**What the exercise asks**
All of the records listed below should be retyped exactly.

[Records excerpted from a collection]
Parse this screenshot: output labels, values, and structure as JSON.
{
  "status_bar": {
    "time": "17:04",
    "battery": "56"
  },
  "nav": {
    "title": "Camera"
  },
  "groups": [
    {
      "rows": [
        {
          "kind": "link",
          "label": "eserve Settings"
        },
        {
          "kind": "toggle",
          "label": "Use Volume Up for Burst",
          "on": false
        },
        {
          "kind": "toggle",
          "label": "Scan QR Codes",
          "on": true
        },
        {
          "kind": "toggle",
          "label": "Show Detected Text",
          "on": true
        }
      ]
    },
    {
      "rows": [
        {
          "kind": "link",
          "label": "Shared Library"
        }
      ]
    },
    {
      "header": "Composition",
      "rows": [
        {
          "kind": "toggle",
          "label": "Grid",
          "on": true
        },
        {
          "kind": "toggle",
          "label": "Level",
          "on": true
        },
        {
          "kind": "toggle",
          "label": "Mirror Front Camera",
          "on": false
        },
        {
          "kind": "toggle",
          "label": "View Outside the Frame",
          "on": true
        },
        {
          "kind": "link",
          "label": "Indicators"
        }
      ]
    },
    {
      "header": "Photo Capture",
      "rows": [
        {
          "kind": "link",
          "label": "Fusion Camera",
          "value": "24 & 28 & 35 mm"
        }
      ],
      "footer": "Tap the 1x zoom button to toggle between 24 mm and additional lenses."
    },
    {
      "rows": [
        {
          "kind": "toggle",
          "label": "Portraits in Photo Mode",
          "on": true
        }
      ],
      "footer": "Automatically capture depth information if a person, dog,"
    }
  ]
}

**Worked solution**
Parse this screenshot: output labels, values, and structure as JSON.
{
  "status_bar": {
    "time": "17:04",
    "battery": "56"
  },
  "nav": {
    "title": "Camera"
  },
  "groups": [
    {
      "rows": [
        {
          "kind": "link",
          "label": "eserve Settings"
        },
        {
          "kind": "toggle",
          "label": "Use Volume Up for Burst",
          "on": false
        },
        {
          "kind": "toggle",
          "label": "Scan QR Codes",
          "on": true
        },
        {
          "kind": "toggle",
          "label": "Show Detected Text",
          "on": true
        }
      ]
    },
    {
      "rows": [
        {
          "kind": "link",
          "label": "Shared Library"
        }
      ]
    },
    {
      "header": "Composition",
      "rows": [
        {
          "kind": "toggle",
          "label": "Grid",
          "on": true
        },
        {
          "kind": "toggle",
          "label": "Level",
          "on": true
        },
        {
          "kind": "toggle",
          "label": "Mirror Front Camera",
          "on": false
        },
        {
          "kind": "toggle",
          "label": "View Outside the Frame",
          "on": true
        },
        {
          "kind": "link",
          "label": "Indicators"
        }
      ]
    },
    {
      "header": "Photo Capture",
      "rows": [
        {
          "kind": "link",
          "label": "Fusion Camera",
          "value": "24 & 28 & 35 mm"
        }
      ],
      "footer": "Tap the 1x zoom button to toggle between 24 mm and additional lenses."
    },
    {
      "rows": [
        {
          "kind": "toggle",
          "label": "Portraits in Photo Mode",
          "on": true
        }
      ],
      "footer": "Automatically capture depth information if a person, dog,"
    }
  ]
}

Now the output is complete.